It was my understanding that new courses were to be irrigated with treated effluent, but I've found that several new developments have dedicated wells on site and pump groundwater to irrigate these courses.

This water is not reclaimed, as a large part of it is lost to evaporation. In the face of a continuing drought we can no longer afford these excesses. Local agencies for planning and development and Arizona Department of Water Resources need to work more closely to make sure we don't squander this resource.

I've often heard the spiel about "reclaimed water" when I questioned all the existence of lavish golf courses using a great deal of water when residents are told to put a brick in their toilet to conserve.

9 January 2004

He's the hottest goalie in the league

Phoenix Coyote goaltender Brian Boucher vies for his fifth consecutive shutout tonight in Minnesota against the Wild. Wednesday night, he tied an NHL record by recording his fourth straight shutout, encompassing a stretch of 265 goalless minutes for the opponents who've had the misfortune of trying to score with Boucher in net.

There is no job that is America's God-given right anymore

So says Hewlett Packard CEO Carly Fiorina in defending her company's pursuit of off shore migration of high tech jobs. I suppose those nine brave soldiers in Iraq who died today for their country and Ms. Fiorina didn't have any "God given responsibility" either.

It truly is an outrage and total sellout of American workers. Ms. Fiorina and others like Intel head Craig Barrett reap the benefits American taxpayers provide, like the world's top military defense protections, knowledge transfer from public works projects like internet development for example, exporting of intellectual property law to protect their information monopoly realms, and lucrative tax incentives. Furthermore, it's an outright insult on the intellect of our work force, who've studied and trained arduously to take technology positions and now are being pushed out onto the street to fend with hordes of illegal immigrants, now being courted by President W. Bush, when Ms. Fiorina suggests that American tech workers lack the necessary education.

"It's interesting to me that so many people talk about China or India or Russia as being a source of low-cost labor," Fiorina said. "Truthfully, over the long term, the greater threat is the source of well-educated labor. And if you look at the number of college-educated students that China graduates every year, it's close to 40 million. The law of large numbers is fairly compelling."

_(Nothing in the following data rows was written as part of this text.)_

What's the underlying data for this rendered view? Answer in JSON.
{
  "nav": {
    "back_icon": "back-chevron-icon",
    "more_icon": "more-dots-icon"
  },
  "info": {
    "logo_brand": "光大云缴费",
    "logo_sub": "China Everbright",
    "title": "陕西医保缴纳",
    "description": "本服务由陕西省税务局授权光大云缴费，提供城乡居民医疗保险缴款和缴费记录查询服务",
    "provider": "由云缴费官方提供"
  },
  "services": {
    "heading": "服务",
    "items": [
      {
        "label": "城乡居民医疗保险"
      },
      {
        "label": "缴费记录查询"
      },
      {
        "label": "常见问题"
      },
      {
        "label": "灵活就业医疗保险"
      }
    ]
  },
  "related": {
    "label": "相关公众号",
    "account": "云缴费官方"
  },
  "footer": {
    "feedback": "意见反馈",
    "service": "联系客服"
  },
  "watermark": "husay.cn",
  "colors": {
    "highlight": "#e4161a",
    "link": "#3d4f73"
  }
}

What a crock!

I can tell you one thing for certain. I'm NEVER going to buy anything made by HP, at least while Ms. Fiorina and others of her ilk are at the helm there.

5 January 2004

Let's bring the S factor out of the closet and into the daylight where we can all see it

Why Bush is going to win in 2004:
It's the "Stupid factor," the S factor: Some people -- sometimes through no fault of their own -- are just not very bright.

It's not merely that some people are insufficiently intelligent to grasp the nuances of foreign policy, of constitutional law, of macroeconomics or of the variegated interplay of humans and the environment. These aren't the people I'm referring to. The people I'm referring to cannot understand the phenomenon of cause and effect. They're perplexed by issues comprising more than two sides. They don't have the wherewithal to expand the sources of their information. And above all -- far above all -- they don't think.

You know these people; they're all around you (they're not you, else you would not be reading this article this far). They're the ones who keep the puerile shows on TV, who appear as regular recipients of the Darwin Awards, who raise our insurance rates by doing dumb things, who generally make life much more miserable for all of us than it ought to be. Sad to say, they comprise a substantial minority -- perhaps even a majority -- of the populace.